We still plan on Thanksgiving at the lake with our whole family.  Pure pee should have arrived by then and we won’t have to worry about that particular ailment for awhile, I like not worrying about someone else’s pee.

Marty continues to do what she does which is live, accept, make new friends and have an impact on an ever expanding universe of people.  I know I’m not particularly objective but I believe the people she contacts, the lives she touches are always enriched.  We just get to do that with different people when she’s in the hospital.

Here’s to getting the hell out of here soon.

Tuesday, November 17, 2015

A Legend

In the middle of a long day in Washington DC I watched as my father walked up the sidewalk, walking past the carefully formed life-sized statues of men in combat gear, I watched him march at the memorial to men of war, men who fought years ago for people they did not know.

I watched as he marched flanked by flags carried by old men in light blue jackets and followed by a group of South Korean college students, solemnly walking behind paying homage to strangers who had given lives for their very own freedom.

Veteran’s Day in D.C. is amazing.  The President of our country standing at the tomb of an unknown, old and young men and women walking with old medals on new jackets carrying old flags and wreaths marching proudly and solemnly grounds you, it helps you focus on how perilous our journey can be.

My parents and I spent the day at Arlington Cemetery, at the Tomb of the Unknown Soldier, at the Women in Military Service Memorial and finally at the Korean War Memorial.  I saw countless men and women in uniform, I saw countless veterans from all branches of service of all ages, I saw them remembered and thanked as they remembered the great service they had given a free nation.

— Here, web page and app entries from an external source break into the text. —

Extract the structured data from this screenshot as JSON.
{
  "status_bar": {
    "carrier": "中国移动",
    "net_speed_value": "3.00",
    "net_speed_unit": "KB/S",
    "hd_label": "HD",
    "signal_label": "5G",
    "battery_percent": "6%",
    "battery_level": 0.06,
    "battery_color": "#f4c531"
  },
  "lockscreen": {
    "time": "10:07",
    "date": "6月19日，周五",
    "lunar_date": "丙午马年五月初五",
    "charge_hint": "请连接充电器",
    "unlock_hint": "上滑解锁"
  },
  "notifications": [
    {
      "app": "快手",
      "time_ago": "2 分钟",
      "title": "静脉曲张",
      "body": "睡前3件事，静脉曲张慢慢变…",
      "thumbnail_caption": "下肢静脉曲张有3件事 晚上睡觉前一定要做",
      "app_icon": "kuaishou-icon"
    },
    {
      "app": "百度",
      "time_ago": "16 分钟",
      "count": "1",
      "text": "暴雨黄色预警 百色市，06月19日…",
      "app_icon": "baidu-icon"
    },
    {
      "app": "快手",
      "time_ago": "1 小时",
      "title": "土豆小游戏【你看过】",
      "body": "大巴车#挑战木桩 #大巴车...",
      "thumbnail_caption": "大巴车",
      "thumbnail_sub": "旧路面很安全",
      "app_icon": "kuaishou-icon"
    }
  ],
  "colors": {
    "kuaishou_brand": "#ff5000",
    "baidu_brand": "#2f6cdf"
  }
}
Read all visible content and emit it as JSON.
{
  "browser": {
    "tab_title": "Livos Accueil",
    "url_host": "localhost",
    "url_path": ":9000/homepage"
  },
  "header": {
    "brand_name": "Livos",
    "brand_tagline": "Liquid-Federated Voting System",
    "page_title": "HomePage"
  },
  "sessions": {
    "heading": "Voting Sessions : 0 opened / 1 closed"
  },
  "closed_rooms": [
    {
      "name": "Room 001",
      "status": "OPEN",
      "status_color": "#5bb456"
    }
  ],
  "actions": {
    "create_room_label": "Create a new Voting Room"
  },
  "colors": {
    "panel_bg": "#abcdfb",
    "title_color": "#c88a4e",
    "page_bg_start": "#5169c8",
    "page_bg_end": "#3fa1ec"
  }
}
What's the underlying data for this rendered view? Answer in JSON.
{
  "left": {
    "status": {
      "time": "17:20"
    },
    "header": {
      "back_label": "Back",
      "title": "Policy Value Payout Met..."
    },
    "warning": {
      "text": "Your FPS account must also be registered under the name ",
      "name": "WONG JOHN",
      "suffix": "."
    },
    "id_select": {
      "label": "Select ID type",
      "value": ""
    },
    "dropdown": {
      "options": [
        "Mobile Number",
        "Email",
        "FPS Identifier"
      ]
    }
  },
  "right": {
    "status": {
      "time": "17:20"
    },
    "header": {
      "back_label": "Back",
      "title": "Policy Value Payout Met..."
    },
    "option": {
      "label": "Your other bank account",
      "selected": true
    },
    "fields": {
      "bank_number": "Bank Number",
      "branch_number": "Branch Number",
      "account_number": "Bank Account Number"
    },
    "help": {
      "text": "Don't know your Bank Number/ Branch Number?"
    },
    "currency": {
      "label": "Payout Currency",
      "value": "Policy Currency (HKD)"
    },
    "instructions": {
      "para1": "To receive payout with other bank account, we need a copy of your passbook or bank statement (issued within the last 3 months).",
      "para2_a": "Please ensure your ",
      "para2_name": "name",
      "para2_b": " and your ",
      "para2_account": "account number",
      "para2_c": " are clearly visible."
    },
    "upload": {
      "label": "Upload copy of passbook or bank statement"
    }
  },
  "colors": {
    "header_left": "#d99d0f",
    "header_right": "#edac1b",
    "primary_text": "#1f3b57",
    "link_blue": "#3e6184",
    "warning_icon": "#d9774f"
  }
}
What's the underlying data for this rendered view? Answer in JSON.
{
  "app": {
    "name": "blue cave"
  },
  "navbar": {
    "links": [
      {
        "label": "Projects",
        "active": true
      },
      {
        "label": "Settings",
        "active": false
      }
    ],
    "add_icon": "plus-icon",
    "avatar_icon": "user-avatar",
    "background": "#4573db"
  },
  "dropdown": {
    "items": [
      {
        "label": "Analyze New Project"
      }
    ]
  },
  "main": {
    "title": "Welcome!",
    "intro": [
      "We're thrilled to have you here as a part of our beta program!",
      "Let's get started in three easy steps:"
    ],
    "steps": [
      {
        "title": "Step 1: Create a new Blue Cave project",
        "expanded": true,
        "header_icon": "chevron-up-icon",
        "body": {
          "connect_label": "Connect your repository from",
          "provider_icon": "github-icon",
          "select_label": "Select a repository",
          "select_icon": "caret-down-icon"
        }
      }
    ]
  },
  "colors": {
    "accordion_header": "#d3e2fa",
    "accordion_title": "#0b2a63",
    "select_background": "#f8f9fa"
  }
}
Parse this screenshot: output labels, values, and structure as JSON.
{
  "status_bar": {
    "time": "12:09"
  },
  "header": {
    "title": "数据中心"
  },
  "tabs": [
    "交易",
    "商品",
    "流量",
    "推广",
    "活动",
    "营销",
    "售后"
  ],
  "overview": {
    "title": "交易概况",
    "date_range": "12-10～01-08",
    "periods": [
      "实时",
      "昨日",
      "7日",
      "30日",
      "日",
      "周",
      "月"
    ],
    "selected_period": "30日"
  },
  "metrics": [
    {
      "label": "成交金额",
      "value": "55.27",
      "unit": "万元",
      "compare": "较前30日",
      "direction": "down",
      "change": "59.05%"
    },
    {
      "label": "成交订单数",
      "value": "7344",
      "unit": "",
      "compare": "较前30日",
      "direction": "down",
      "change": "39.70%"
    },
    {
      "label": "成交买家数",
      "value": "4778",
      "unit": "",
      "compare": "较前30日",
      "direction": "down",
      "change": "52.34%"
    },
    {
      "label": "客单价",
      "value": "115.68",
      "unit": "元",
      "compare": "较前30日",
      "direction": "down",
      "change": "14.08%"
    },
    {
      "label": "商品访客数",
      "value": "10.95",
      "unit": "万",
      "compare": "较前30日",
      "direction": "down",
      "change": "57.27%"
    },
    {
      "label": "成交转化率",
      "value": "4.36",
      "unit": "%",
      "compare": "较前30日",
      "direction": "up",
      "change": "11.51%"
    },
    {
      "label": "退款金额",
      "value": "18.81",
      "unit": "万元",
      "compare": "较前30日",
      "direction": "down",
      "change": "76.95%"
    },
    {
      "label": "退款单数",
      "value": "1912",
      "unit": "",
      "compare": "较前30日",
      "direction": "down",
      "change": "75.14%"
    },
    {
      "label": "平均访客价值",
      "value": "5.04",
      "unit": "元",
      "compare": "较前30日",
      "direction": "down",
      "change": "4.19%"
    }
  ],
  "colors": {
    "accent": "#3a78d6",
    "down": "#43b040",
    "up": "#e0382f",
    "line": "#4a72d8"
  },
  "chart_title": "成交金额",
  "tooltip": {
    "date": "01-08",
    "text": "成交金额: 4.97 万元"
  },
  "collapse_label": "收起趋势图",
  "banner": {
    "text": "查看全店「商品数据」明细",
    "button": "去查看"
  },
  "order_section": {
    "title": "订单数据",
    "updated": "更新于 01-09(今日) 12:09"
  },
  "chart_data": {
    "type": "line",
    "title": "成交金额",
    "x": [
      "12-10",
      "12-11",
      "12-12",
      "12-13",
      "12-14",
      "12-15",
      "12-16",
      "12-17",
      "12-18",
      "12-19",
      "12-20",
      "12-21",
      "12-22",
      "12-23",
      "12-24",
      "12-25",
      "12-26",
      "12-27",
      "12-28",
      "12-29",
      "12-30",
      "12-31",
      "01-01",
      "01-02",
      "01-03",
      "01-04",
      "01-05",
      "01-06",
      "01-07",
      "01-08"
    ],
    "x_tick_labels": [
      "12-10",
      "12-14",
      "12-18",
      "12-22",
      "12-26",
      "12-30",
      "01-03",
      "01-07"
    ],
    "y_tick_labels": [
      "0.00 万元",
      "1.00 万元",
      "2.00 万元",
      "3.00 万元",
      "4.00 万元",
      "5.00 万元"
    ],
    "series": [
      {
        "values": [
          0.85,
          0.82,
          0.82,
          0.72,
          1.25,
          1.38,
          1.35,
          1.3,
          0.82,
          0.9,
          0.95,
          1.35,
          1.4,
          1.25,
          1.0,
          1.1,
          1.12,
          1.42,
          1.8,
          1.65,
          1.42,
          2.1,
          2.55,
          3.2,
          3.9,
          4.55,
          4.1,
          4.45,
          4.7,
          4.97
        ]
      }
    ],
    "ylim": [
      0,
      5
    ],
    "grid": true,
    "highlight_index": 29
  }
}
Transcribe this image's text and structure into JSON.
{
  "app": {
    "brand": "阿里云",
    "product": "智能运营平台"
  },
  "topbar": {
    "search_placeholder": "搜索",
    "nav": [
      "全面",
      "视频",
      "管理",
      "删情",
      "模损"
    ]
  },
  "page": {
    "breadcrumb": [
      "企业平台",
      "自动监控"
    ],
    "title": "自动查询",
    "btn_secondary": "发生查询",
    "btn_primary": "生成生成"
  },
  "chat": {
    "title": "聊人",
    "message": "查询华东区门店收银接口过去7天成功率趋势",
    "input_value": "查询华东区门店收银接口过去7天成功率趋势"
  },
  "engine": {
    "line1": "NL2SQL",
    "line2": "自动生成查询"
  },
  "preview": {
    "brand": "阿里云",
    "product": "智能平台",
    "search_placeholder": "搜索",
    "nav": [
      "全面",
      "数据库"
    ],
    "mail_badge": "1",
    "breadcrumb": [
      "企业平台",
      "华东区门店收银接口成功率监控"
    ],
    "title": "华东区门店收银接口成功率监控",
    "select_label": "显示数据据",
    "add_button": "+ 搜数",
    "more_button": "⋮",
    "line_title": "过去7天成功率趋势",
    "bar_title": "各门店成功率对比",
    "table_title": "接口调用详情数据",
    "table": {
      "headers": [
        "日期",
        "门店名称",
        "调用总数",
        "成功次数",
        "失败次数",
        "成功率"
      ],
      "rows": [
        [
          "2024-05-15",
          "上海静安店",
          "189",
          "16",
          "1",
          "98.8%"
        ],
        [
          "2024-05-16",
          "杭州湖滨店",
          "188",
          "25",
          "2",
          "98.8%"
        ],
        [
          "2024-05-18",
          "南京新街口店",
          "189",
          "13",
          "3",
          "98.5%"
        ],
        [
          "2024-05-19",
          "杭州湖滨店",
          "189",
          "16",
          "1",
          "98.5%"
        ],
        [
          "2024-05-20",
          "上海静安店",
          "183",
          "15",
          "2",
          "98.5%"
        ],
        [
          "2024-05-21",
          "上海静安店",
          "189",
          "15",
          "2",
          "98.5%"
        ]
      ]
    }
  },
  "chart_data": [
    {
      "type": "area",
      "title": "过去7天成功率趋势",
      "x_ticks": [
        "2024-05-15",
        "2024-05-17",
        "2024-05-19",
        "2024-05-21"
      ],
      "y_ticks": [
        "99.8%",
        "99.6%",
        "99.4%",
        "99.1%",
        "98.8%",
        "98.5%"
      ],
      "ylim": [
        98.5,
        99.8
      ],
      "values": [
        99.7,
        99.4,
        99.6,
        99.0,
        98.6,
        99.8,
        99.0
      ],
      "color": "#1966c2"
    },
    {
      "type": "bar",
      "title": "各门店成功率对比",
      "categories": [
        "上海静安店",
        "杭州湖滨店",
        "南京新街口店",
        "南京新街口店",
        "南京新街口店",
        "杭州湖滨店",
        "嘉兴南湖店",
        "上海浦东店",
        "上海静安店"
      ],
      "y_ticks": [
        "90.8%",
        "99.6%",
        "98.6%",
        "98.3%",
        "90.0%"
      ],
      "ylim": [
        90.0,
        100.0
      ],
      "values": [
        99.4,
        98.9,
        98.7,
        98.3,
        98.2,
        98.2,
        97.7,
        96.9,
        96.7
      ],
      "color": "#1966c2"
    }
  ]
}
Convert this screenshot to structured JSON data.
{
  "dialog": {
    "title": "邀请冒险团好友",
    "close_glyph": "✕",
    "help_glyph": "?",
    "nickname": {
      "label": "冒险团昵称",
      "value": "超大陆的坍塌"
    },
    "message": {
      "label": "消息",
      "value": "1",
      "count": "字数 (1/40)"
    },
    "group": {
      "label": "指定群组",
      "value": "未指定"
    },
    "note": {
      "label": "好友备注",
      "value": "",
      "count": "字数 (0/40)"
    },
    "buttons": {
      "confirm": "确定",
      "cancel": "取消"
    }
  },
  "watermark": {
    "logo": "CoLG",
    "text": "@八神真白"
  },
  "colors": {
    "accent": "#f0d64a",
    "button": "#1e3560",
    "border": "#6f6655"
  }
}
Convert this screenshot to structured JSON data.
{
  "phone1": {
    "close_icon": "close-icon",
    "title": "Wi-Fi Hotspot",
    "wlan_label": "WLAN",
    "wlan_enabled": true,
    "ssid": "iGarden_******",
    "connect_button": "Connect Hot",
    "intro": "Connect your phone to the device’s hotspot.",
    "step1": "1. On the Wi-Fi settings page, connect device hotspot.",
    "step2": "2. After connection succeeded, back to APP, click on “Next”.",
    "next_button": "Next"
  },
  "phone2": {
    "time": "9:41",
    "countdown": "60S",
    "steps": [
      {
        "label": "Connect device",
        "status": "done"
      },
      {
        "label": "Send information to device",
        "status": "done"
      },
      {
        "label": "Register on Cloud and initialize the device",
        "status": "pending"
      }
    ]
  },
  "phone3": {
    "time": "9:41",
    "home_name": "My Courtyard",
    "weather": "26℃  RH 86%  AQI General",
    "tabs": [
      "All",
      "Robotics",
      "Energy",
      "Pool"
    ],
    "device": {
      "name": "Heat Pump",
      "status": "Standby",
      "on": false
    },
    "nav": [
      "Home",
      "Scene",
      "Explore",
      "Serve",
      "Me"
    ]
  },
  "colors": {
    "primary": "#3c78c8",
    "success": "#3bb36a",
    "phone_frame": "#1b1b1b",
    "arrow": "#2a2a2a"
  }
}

I watched as young South Koreans came up to my father and ask if they could shake his hand, if they could give him a hug.  These young men and women came to the USA to learn and they spent part of their day listening, intently listening, as old men described a war where so many died yet so few remember.

I listened as Tim one of the flag bearers talked of Busan and a cemetery where 10,000 American soldiers were buried and only recently have had their remains returned to their homes.  I listened to the moaning sounds of Taps played to mark too many deaths,  I listened to my own father talk of this largely forgotten war, I listened as a South Korean general talk of his grateful country, I watched as strangers from England and South Korea and the US listened to these men commemorate their personal histories.

Mostly I sat in a certain amount of awe and tremendous gratitude as people, perfect strangers, came up to my father, a man I never knew as a soldier but was my hero anyway, looked him in the eyes and said thank you.

At the airport as we sat and waited for our airplane home a large muscular young man sat across from us.  I watched him as he stared at my father, he was a big dude with tattoos covering his right arm and with tattoos of large bullets tattoos on his calves, he kept staring and I kept thinking, what is up with this guy.  

When his plane was called the guy got up, walked up to my father, extended his hand and said he just wanted to say thanks.  He said he was a marine and his guys, his compatriots all thought that those old guys who served, who fought, who risked their lives, they all looked on those old guys as legends.

It’s amazing….I’m 61 and I finally know, I'm the son of a legend, Marty would be proud.